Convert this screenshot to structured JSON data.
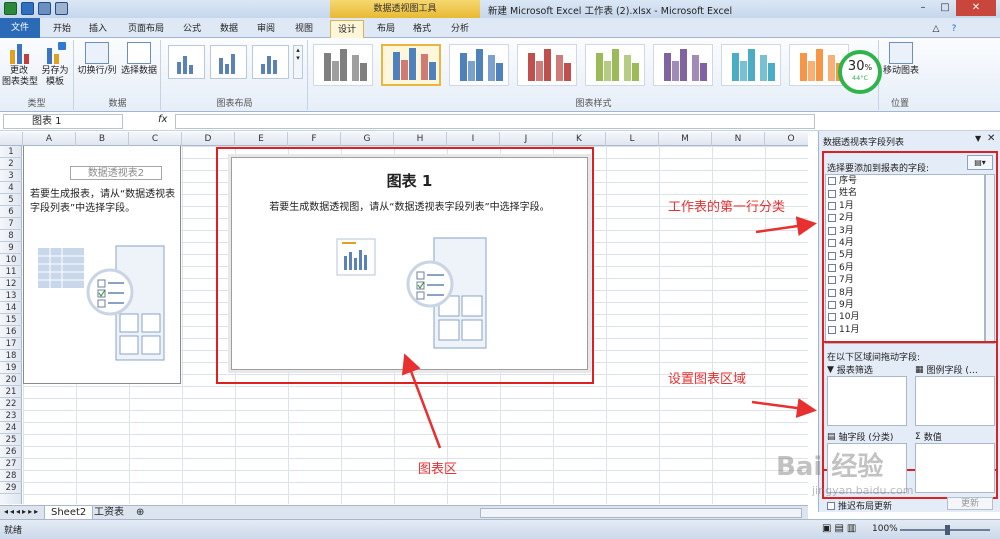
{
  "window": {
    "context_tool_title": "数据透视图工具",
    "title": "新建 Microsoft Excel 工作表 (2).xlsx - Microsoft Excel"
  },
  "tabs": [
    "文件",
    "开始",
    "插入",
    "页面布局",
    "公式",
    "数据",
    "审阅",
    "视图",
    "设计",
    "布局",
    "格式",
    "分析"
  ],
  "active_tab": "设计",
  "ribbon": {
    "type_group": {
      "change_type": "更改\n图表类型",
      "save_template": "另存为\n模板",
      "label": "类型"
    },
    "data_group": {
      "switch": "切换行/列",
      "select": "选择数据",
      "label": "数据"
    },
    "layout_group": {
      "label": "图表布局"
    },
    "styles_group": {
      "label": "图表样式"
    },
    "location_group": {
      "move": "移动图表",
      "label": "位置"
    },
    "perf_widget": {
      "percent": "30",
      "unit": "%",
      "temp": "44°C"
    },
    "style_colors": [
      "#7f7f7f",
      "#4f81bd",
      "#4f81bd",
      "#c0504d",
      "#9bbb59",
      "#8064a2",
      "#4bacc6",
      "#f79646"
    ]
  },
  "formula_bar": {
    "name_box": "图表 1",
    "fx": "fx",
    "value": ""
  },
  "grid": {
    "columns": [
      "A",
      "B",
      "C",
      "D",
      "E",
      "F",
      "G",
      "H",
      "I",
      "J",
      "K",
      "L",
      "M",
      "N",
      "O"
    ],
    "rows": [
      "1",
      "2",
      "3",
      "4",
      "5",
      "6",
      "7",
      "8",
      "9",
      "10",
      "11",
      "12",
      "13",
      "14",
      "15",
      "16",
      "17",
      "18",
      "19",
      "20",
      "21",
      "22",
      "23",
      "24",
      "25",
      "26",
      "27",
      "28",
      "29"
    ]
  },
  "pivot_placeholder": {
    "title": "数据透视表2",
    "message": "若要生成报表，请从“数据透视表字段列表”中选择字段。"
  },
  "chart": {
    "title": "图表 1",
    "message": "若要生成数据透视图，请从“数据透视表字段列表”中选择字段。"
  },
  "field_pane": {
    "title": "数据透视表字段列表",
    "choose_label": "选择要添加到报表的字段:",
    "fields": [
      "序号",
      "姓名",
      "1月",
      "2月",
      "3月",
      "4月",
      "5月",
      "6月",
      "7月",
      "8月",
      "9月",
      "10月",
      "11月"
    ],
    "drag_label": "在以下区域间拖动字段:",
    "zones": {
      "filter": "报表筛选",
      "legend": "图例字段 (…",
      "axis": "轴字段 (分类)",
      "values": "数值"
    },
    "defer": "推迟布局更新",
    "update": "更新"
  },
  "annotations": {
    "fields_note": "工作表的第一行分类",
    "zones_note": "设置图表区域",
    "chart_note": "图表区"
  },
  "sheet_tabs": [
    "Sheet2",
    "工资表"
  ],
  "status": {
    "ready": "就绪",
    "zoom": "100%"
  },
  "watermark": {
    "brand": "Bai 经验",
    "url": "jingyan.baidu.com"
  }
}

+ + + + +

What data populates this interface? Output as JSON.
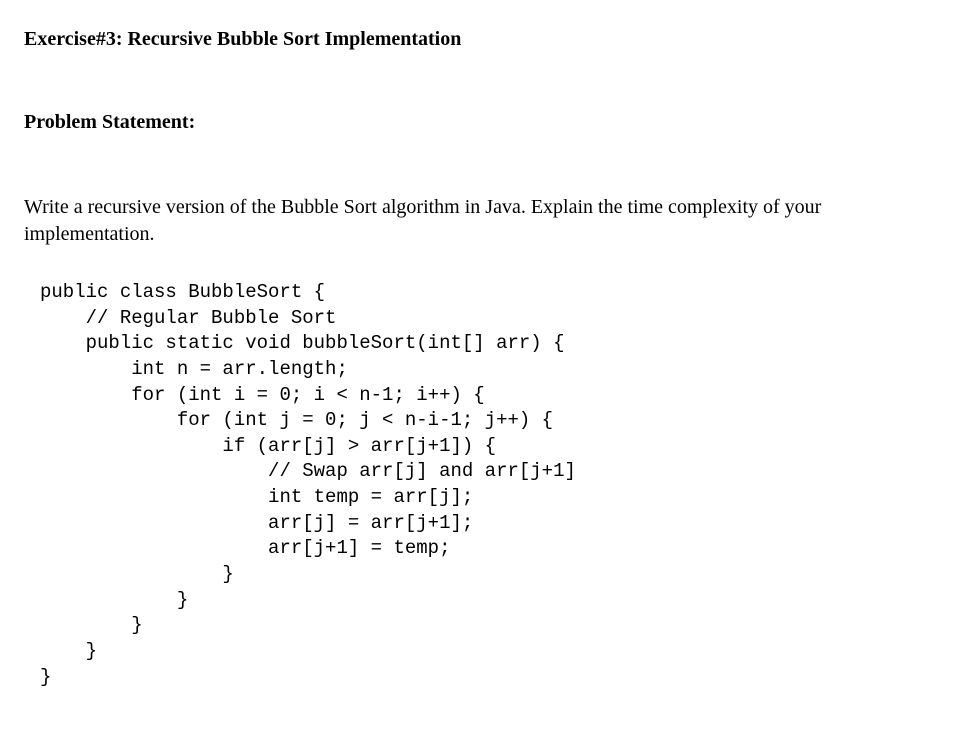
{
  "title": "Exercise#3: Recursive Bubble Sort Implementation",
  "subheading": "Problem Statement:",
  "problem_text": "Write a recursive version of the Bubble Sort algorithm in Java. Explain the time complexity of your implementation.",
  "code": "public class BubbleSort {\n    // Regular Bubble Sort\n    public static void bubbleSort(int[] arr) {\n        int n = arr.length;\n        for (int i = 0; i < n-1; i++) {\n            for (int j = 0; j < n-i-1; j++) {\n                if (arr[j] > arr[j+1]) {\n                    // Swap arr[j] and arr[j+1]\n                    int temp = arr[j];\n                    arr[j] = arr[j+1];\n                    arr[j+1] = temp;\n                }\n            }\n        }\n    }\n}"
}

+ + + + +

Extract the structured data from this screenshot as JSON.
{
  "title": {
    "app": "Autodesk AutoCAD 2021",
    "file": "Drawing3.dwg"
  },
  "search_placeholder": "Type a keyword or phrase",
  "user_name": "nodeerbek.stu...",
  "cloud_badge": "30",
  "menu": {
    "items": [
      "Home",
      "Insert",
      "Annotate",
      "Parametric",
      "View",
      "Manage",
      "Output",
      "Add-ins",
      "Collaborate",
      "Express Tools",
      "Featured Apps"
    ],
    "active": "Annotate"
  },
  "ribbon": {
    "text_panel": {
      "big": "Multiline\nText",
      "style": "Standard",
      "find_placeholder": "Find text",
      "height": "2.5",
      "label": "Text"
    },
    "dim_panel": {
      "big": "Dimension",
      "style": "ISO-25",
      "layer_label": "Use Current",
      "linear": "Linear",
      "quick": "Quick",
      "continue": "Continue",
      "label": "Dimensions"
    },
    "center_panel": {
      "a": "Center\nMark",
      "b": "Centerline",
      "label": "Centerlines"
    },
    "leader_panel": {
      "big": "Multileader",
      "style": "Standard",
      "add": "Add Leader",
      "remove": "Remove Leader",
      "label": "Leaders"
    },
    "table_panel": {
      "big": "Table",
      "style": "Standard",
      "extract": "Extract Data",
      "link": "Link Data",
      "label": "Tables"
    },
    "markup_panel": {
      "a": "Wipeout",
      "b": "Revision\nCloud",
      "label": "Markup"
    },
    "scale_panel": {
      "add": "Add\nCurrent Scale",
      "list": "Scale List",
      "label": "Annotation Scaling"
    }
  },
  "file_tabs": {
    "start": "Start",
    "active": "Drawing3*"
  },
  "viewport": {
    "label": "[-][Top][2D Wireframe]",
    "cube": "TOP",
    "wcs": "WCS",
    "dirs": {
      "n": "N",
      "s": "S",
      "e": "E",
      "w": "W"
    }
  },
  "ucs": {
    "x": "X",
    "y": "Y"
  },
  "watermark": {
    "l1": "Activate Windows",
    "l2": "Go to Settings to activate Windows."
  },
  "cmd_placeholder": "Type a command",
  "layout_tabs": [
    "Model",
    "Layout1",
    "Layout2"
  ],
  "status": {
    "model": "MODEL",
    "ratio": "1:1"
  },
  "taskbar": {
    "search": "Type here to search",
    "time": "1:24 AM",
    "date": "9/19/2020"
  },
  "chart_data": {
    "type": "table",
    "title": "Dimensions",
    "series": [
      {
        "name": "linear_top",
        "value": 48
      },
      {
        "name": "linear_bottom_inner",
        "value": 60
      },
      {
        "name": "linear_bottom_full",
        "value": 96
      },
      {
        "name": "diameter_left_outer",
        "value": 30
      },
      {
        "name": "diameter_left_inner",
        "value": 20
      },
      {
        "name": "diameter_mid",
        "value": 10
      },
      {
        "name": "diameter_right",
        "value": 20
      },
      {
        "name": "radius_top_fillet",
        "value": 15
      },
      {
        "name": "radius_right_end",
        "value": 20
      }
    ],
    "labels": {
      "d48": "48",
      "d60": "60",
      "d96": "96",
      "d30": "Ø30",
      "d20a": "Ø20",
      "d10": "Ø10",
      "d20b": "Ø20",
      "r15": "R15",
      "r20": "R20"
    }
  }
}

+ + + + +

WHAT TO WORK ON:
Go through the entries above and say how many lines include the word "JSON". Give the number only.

SOLUTION TO THIS EXERCISE:
3